Weight-bearing exercise is the type of exercise you’re supposed to do to boost bone density, a standard goal for those of us experiencing a loss of bone density/strength due to age, menopause, or drugs.
But it can be confusing trying to sort out which exercises are weight-bearing; which are weight-bearing, but might not be good for you; and which AREN’T weight-bearing, but still might help with your bone density. Confused? I used to be. But not any more.
In my previous post I talked about the various weight-bearing exercises that are good for you. Essentially, these are exercises where your bones support your body as you work against gravity, or work against some other resistance (e.g., weightlifting). High-impact weight-bearing exercises, things like basketball, soccer, and jogging, are generally avoided by those with osteoporosis, due to risk of fracture. Low-impact weight-bearing exercises (elliptical machine, Nordic machine, brisk walking, stair-step machine) are preferable.
Notice that impact refers here not to the effect these exercises have on you; but rather on the degree of physical stress they put your bones through. Basketball is high impact; your feet pound on the floor as you run down the court, and your bones absorb impact when you come down with a rebound. The elliptical machine is low-impact; your legs aren’t subjected to any impact stress at all, since your feet never leave the pedals. See the difference? Keep it in mind when you’re reading about high- vs. low-impact weight-bearing exercises.

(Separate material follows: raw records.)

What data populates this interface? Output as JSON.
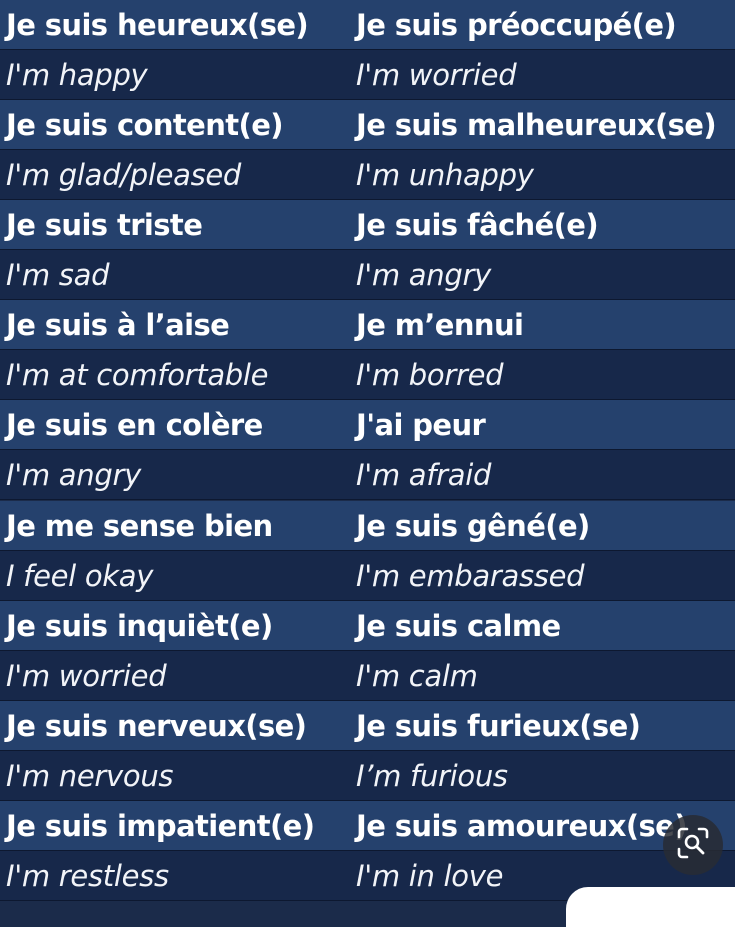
{
  "rows": [
    {
      "type": "french",
      "left": "Je suis heureux(se)",
      "right": "Je suis préoccupé(e)"
    },
    {
      "type": "english",
      "left": "I'm happy",
      "right": "I'm worried"
    },
    {
      "type": "french",
      "left": "Je suis content(e)",
      "right": "Je suis malheureux(se)"
    },
    {
      "type": "english",
      "left": "I'm glad/pleased",
      "right": "I'm unhappy"
    },
    {
      "type": "french",
      "left": "Je suis triste",
      "right": "Je suis fâché(e)"
    },
    {
      "type": "english",
      "left": "I'm sad",
      "right": "I'm angry"
    },
    {
      "type": "french",
      "left": "Je suis à l’aise",
      "right": "Je m’ennui"
    },
    {
      "type": "english",
      "left": "I'm at comfortable",
      "right": "I'm borred"
    },
    {
      "type": "french",
      "left": "Je suis en colère",
      "right": "J'ai peur"
    },
    {
      "type": "english",
      "left": "I'm angry",
      "right": "I'm afraid"
    },
    {
      "type": "french",
      "left": "Je me sense bien",
      "right": "Je suis gêné(e)"
    },
    {
      "type": "english",
      "left": "I feel okay",
      "right": "I'm embarassed"
    },
    {
      "type": "french",
      "left": "Je suis inquièt(e)",
      "right": "Je suis calme"
    },
    {
      "type": "english",
      "left": "I'm worried",
      "right": "I'm calm"
    },
    {
      "type": "french",
      "left": "Je suis nerveux(se)",
      "right": "Je suis furieux(se)"
    },
    {
      "type": "english",
      "left": "I'm nervous",
      "right": "I’m furious"
    },
    {
      "type": "french",
      "left": "Je suis impatient(e)",
      "right": "Je suis amoureux(se)"
    },
    {
      "type": "english",
      "left": "I'm restless",
      "right": "I'm in love"
    }
  ],
  "colors": {
    "french_row": "#25416d",
    "english_row": "#17284a",
    "text": "#ffffff"
  },
  "lens": {
    "icon": "visual-search-icon"
  }
}
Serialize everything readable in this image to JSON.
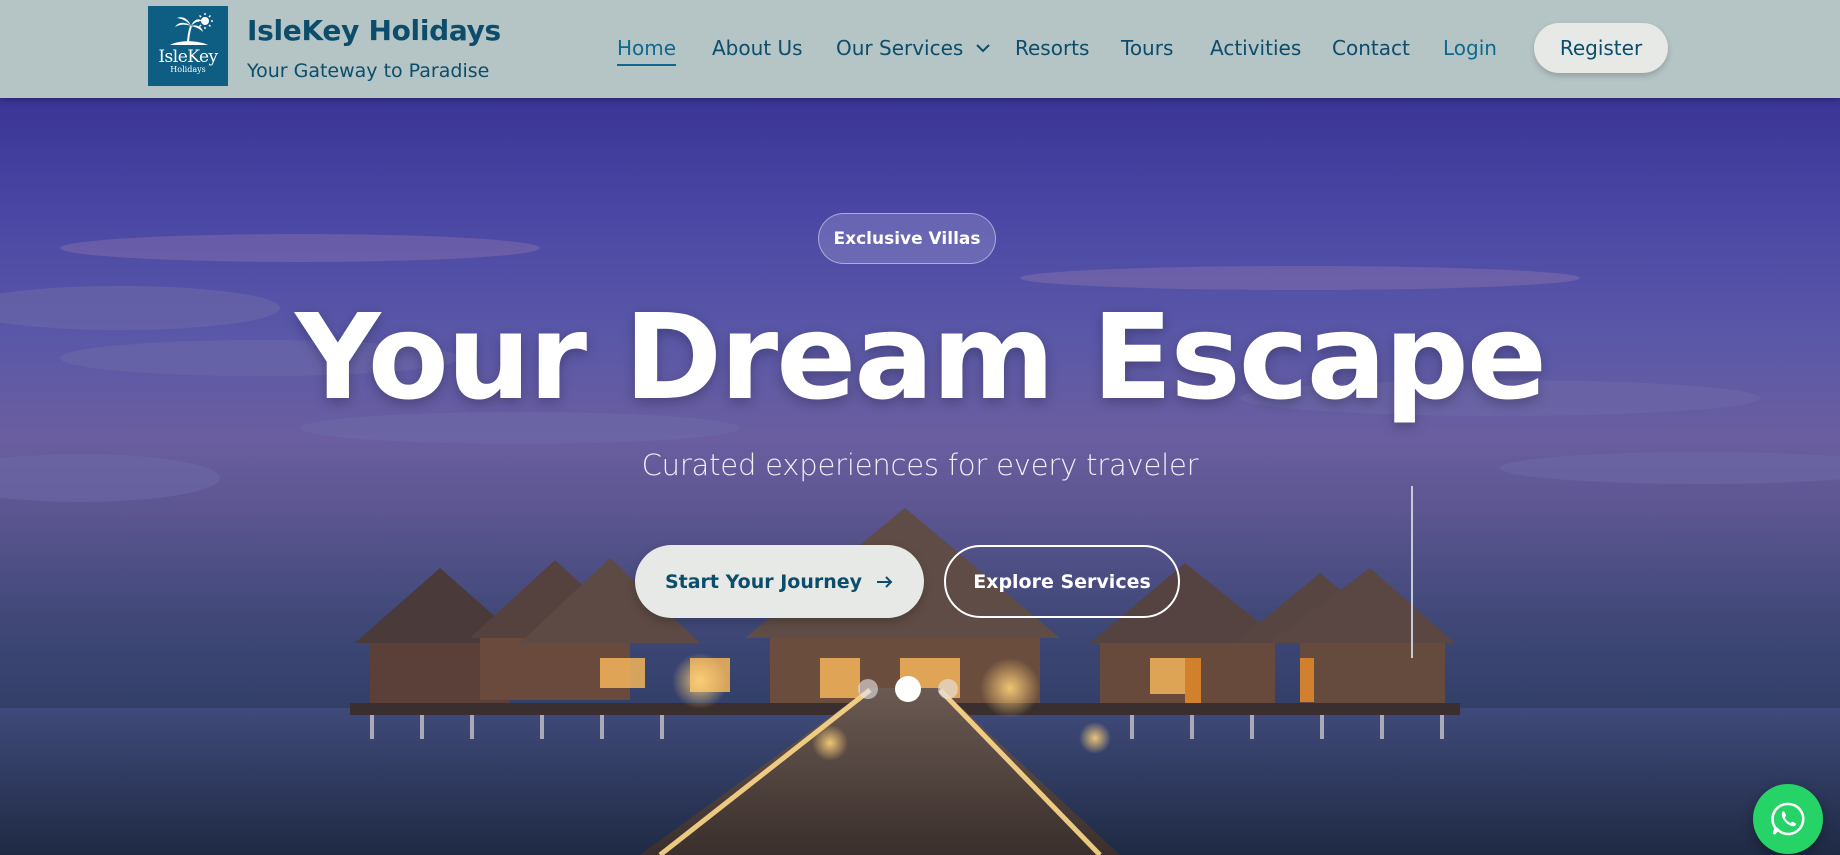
{
  "brand": {
    "logo_word": "IsleKey",
    "logo_sub": "Holidays",
    "title": "IsleKey Holidays",
    "tagline": "Your Gateway to Paradise"
  },
  "nav": {
    "items": [
      {
        "label": "Home",
        "active": true
      },
      {
        "label": "About Us"
      },
      {
        "label": "Our Services",
        "dropdown": true
      },
      {
        "label": "Resorts"
      },
      {
        "label": "Tours"
      },
      {
        "label": "Activities"
      },
      {
        "label": "Contact"
      },
      {
        "label": "Login"
      }
    ],
    "register": "Register"
  },
  "hero": {
    "badge": "Exclusive Villas",
    "title": "Your Dream Escape",
    "subtitle": "Curated experiences for every traveler",
    "primary_cta": "Start Your Journey",
    "secondary_cta": "Explore Services",
    "slides": 3,
    "active_slide": 2
  },
  "colors": {
    "header_bg": "#b5c4c5",
    "brand": "#0b4d6b",
    "logo_bg": "#0d5e82",
    "whatsapp": "#25d366"
  },
  "icons": {
    "logo": "palm-sun-icon",
    "dropdown": "chevron-down-icon",
    "cta_arrow": "arrow-right-icon",
    "chat": "whatsapp-icon"
  }
}
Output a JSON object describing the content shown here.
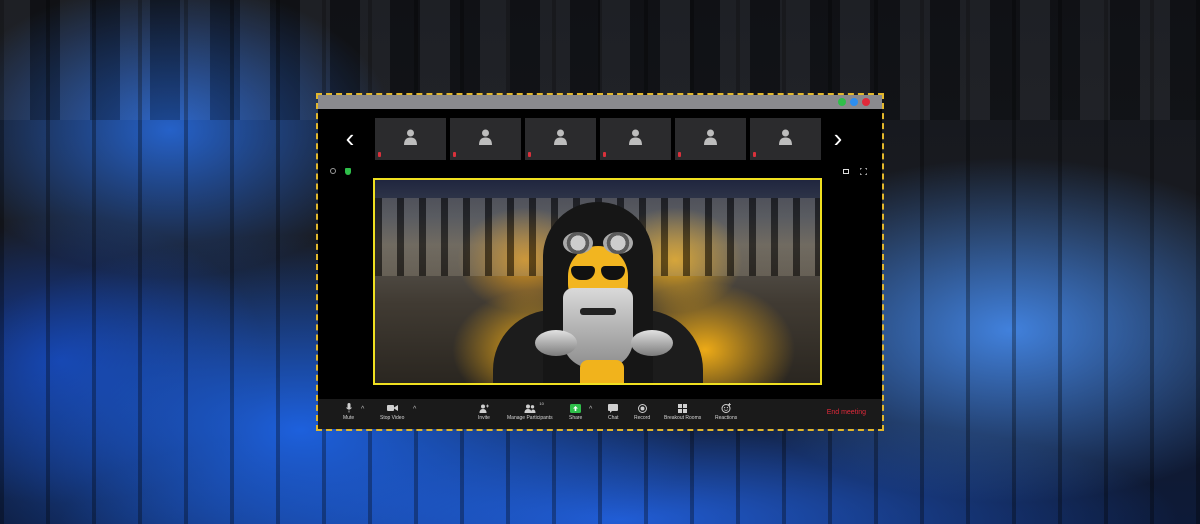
{
  "window": {
    "title_dots": [
      {
        "name": "green",
        "color": "#2fbf4a"
      },
      {
        "name": "blue",
        "color": "#2c8ef0"
      },
      {
        "name": "red",
        "color": "#e0293a"
      }
    ]
  },
  "strip": {
    "prev": "‹",
    "next": "›",
    "tile_count": 6
  },
  "toolbar": {
    "mute": "Mute",
    "stop_video": "Stop Video",
    "invite": "Invite",
    "manage_participants": "Manage Participants",
    "participants_count": "10",
    "share": "Share",
    "chat": "Chat",
    "record": "Record",
    "breakout_rooms": "Breakout Rooms",
    "reactions": "Reactions",
    "end_meeting": "End meeting",
    "caret": "^"
  },
  "colors": {
    "accent_border": "#e2b72c",
    "active_speaker": "#f0e020",
    "share_green": "#2fbf4a",
    "end_red": "#e0293a"
  }
}
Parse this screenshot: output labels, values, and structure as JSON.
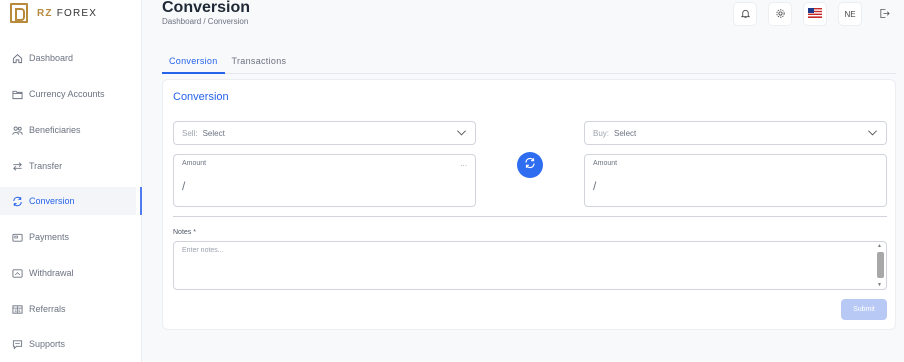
{
  "brand": {
    "name_part1": "RZ",
    "name_part2": "FOREX"
  },
  "sidebar": {
    "items": [
      {
        "label": "Dashboard",
        "icon": "home-icon"
      },
      {
        "label": "Currency Accounts",
        "icon": "folder-icon"
      },
      {
        "label": "Beneficiaries",
        "icon": "users-icon"
      },
      {
        "label": "Transfer",
        "icon": "arrows-icon"
      },
      {
        "label": "Conversion",
        "icon": "sync-icon",
        "active": true
      },
      {
        "label": "Payments",
        "icon": "payment-icon"
      },
      {
        "label": "Withdrawal",
        "icon": "withdraw-icon"
      },
      {
        "label": "Referrals",
        "icon": "referral-icon"
      },
      {
        "label": "Supports",
        "icon": "chat-icon"
      }
    ]
  },
  "header": {
    "title": "Conversion",
    "breadcrumb": "Dashboard / Conversion",
    "language": "NE"
  },
  "tabs": [
    {
      "label": "Conversion",
      "active": true
    },
    {
      "label": "Transactions",
      "active": false
    }
  ],
  "form": {
    "title": "Conversion",
    "sell": {
      "label": "Sell:",
      "value": "Select"
    },
    "buy": {
      "label": "Buy:",
      "value": "Select"
    },
    "amount_sell": {
      "label": "Amount",
      "value": "/",
      "extra": "..."
    },
    "amount_buy": {
      "label": "Amount",
      "value": "/"
    },
    "notes_label": "Notes *",
    "notes_placeholder": "Enter notes...",
    "submit_label": "Submit"
  },
  "colors": {
    "accent": "#2563eb",
    "brand_gold": "#b88a3e",
    "submit_disabled": "#b8c9f6"
  }
}
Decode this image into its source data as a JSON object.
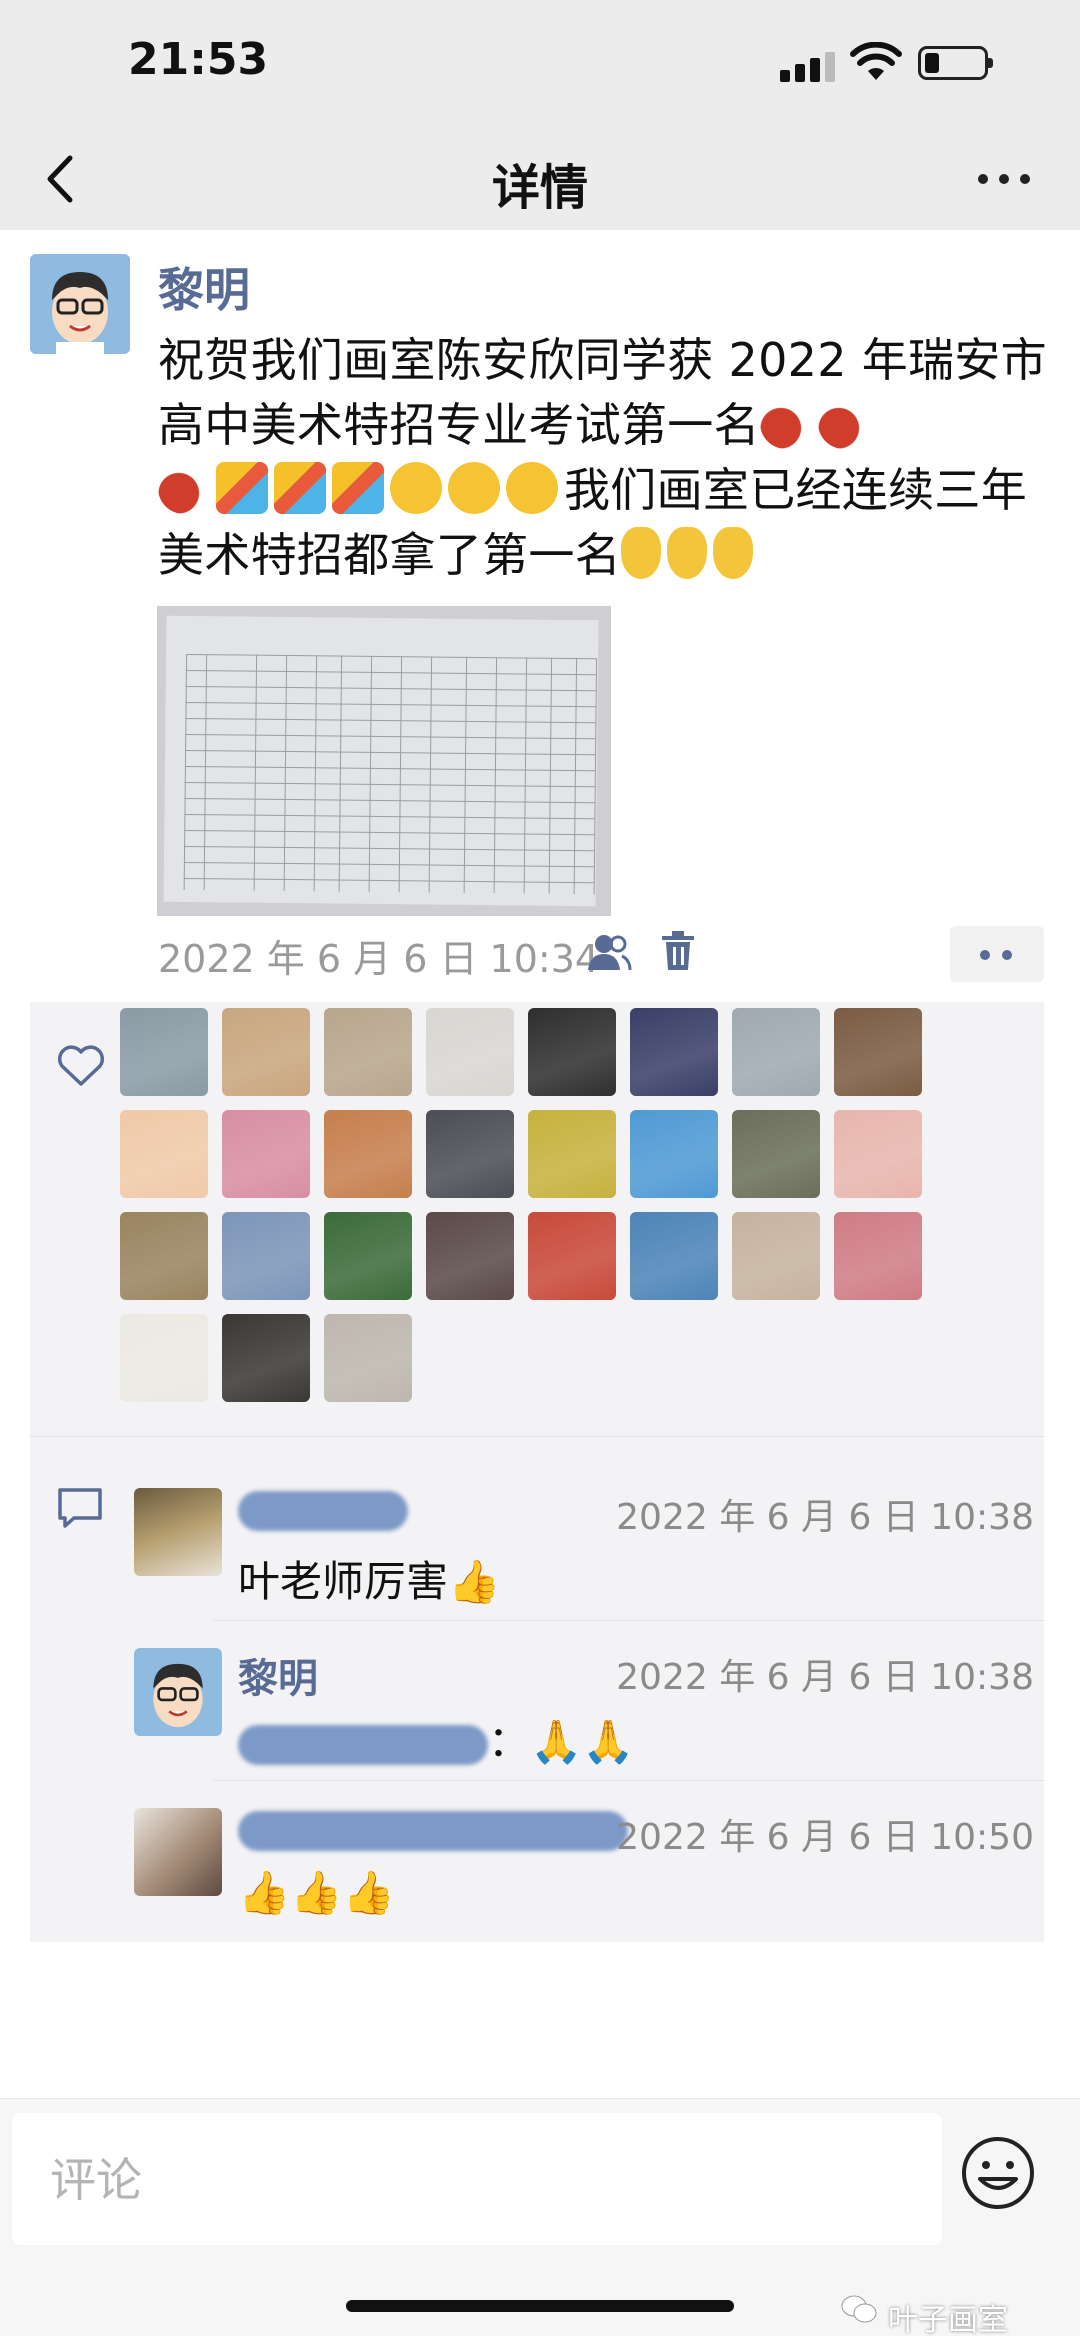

So, I understand all that. Where I become confused is in trying to classify bicycling (which I love); swimming (which I loathe, but would do if it were good for me); and Pilates and yoga, both of which I pursue sporadically. Why aren’t cycling and swimming good for bone density? And how about Pilates and yoga? Yes, or no?
Let’s look at swimming first. Apparently swimming is inefficient at building bone density due to the fact that the water supports you, rather than your bones. Gravity pulls you down; the water buoys you up. Your bones aren’t working hard.
Now, I don’t really see much difference between a good, hard breaststroke, and doing “flys” on a Nautilus machine. Same motion, exactly. Water provides the resistance in one, a metal weight the resistance in the other. But I’ll take the experts’ word on it: swimming isn’t your first pick for building (or even maintaining) bone density.
Then there’s cycling. Here’s an explanation I found that makes sense: cycling is NOT a weight-bearing exercise when you’re sitting down. But it IS when you’re standing up in the pedals, and your leg bones are bearing your weight. So cycling is a good low-impact (unless you crash!) weight-bearing activity if you ride standing in the pedals.
And how about Pilates and yoga? Well, it depends. Each of those include times when you’re lying on the floor simply stretching; and times when you’re on your feet balancing, stretching, bending, or twisting (or all of the above). Now granted, some of those floor stretches are pretty strenuous; it’s not easy rolling back to touch your toes on the floor behind your head! But your bones aren’t supporting your body; the floor is.
As soon as you get up on your feet (or arms and legs), though, everything you do in Pilates or yoga is weight-bearing. Think dog pose in yoga; your arms and legs are bearing all of your weight. Think crawling your back up the wall in Pilates; your legs support you as you lift your back. And everything you do in each of these pursuits is low-impact (no pounding), perfect for those trying to avoid fractures.
So, what’s the takeaway here? Use this information to build yourself an exercise program, one that suits your personality, pocketbook, and propensity for pushing yourself. After all, exercise—the RIGHT kind of exercise—comes with many fewer potential side effects than Boniva or hormone replacement therapy. It can also be free; no forking over money to the drugstore. What’s not to like—other than the fact that it’s work?!
Next time, I’ll tell you more about your bones than you ever thought you'd want to know: how they grow, what happens to them as we age, and exactly why exercise—the right kind of exercise—helps keep them healthy.
Published On: September 21, 2008